DIRECTIONS FOR THIS TASK
Your answer is to be the count alone: the number of lines in the data below where "JSON" appears.

===== PROVIDED DATA

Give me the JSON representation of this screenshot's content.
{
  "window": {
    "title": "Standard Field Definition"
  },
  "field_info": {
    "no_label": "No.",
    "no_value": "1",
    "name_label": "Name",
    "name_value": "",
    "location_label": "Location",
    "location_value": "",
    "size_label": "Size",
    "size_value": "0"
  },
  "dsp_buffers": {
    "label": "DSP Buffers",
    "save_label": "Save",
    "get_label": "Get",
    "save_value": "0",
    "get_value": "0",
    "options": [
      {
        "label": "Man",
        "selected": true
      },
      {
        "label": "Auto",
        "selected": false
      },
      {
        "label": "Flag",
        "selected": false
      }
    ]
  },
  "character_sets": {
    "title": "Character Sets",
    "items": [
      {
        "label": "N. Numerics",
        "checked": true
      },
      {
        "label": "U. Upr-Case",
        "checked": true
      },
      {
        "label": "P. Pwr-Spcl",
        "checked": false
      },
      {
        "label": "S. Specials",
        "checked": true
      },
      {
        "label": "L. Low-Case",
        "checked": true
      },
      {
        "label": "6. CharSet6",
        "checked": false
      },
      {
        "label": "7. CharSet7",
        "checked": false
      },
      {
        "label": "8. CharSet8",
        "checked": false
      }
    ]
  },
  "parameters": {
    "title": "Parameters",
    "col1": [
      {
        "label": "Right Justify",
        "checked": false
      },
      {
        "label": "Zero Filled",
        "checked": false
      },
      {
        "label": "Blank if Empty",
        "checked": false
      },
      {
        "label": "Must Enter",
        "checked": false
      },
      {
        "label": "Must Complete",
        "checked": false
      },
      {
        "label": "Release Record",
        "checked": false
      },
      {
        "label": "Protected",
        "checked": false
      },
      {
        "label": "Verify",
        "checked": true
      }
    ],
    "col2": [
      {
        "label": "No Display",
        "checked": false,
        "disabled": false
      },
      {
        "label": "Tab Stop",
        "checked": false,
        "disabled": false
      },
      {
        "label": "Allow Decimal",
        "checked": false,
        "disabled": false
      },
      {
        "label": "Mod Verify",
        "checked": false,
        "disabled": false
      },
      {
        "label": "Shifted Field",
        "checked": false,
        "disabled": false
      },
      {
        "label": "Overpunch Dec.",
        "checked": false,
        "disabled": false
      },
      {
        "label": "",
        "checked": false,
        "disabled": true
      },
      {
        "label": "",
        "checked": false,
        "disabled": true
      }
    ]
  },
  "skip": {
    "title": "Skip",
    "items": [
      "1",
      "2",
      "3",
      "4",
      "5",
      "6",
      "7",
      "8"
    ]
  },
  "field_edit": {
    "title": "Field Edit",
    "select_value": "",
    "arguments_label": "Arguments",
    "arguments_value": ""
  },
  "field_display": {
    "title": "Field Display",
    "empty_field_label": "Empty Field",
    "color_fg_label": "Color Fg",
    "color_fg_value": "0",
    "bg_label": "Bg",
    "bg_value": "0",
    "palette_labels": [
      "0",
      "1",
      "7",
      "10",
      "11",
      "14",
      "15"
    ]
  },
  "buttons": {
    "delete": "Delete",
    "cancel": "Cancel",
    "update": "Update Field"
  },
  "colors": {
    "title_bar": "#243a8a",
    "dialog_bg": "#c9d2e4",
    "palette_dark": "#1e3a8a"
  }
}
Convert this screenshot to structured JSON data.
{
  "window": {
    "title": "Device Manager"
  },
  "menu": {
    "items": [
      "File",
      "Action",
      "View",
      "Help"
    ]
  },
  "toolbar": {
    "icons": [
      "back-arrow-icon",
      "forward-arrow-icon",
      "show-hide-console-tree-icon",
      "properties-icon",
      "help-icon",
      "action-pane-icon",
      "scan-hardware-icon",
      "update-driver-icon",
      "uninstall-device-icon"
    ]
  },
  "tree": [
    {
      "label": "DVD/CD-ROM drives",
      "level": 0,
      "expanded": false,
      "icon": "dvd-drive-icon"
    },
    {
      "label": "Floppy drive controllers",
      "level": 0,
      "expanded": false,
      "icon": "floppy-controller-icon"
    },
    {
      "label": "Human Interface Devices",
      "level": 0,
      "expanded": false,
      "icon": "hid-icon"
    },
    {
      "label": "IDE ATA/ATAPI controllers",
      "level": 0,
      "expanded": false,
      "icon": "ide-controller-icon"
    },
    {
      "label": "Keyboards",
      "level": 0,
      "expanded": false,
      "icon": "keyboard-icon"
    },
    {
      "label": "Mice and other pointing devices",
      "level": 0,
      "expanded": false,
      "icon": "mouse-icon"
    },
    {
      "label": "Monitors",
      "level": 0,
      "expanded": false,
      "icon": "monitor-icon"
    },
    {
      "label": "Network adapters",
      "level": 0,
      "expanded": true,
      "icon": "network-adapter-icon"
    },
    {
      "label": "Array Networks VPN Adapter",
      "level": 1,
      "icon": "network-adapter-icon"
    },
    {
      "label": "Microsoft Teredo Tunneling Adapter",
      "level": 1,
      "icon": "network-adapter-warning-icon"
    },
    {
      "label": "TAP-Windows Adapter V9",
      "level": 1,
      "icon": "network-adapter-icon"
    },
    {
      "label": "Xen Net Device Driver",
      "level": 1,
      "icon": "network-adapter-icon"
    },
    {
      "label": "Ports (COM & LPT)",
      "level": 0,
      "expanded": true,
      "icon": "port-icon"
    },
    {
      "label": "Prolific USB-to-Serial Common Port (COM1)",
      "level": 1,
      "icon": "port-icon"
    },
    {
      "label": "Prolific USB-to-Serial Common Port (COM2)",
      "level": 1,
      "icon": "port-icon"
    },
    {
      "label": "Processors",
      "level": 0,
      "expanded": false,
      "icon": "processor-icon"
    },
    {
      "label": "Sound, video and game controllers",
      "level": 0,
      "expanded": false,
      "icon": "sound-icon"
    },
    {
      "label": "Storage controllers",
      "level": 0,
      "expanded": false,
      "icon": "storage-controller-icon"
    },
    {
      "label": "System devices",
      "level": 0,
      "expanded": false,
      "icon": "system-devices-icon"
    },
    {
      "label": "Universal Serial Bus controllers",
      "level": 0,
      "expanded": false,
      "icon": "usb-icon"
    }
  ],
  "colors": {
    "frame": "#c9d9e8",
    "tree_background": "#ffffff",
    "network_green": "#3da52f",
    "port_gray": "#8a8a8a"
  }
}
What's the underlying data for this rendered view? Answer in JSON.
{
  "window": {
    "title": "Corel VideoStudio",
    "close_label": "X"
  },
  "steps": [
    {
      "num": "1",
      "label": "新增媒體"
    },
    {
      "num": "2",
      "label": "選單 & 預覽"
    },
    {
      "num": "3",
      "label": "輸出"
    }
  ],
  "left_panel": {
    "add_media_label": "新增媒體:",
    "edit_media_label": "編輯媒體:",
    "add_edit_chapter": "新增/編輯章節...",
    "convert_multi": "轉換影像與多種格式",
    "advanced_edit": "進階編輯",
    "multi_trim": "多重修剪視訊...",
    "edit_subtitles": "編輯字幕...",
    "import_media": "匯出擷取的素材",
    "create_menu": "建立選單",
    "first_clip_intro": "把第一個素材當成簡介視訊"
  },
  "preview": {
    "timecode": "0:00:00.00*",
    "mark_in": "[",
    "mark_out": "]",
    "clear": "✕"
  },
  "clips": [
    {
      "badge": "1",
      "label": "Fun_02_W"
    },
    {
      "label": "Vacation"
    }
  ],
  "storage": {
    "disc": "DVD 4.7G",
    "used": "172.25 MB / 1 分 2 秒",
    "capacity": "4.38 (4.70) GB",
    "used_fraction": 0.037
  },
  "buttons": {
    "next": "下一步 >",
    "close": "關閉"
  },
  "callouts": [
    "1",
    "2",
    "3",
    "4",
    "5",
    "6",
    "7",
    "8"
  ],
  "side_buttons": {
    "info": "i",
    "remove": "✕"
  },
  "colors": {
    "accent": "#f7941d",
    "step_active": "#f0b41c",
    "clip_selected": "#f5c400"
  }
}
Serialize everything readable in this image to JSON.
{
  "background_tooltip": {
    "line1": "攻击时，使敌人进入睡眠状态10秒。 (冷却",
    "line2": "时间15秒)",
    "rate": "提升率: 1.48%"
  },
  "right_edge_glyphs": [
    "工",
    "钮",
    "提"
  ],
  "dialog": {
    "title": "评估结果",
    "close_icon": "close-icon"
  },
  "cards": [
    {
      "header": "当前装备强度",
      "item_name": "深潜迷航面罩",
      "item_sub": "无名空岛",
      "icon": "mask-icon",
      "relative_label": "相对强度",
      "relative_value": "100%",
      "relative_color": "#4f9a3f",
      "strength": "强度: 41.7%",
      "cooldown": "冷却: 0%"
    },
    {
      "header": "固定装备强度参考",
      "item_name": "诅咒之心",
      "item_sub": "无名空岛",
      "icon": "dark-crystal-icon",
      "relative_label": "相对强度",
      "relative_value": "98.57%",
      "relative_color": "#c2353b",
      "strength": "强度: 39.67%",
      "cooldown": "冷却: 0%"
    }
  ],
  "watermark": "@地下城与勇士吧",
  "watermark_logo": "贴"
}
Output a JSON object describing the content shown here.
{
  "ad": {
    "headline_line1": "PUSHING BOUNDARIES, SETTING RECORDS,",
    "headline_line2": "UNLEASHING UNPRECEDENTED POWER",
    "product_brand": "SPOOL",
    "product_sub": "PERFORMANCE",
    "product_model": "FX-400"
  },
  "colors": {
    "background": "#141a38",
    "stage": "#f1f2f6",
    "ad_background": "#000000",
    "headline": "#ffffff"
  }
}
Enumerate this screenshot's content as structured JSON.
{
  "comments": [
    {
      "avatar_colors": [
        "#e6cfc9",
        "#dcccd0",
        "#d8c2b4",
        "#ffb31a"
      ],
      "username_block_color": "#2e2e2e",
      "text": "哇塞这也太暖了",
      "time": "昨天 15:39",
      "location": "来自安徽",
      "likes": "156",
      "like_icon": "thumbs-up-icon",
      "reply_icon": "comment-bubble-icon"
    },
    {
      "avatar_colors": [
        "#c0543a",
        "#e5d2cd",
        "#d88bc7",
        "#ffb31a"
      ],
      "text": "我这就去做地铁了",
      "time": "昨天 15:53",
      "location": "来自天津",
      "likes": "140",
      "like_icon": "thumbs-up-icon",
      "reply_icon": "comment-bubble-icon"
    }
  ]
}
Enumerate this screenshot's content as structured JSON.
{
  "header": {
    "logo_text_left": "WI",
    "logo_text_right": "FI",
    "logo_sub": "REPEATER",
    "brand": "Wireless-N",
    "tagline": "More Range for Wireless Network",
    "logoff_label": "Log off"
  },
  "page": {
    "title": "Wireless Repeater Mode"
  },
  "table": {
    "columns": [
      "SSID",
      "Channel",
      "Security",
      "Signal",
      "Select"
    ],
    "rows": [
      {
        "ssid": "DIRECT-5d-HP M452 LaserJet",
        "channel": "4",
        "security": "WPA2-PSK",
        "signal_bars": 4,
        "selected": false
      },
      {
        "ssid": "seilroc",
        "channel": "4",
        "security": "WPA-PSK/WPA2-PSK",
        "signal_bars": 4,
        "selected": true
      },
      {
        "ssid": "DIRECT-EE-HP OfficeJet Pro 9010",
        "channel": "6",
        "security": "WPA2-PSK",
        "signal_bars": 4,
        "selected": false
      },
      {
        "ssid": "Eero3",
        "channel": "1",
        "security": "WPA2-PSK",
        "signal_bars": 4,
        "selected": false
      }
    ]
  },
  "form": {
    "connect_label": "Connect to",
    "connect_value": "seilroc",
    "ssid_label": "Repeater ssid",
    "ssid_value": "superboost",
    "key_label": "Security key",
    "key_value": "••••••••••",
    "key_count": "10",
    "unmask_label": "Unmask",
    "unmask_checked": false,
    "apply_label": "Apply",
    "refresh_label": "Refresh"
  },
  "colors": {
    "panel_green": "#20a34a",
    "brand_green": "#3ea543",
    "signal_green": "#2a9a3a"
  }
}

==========

TASK SOLUTION
7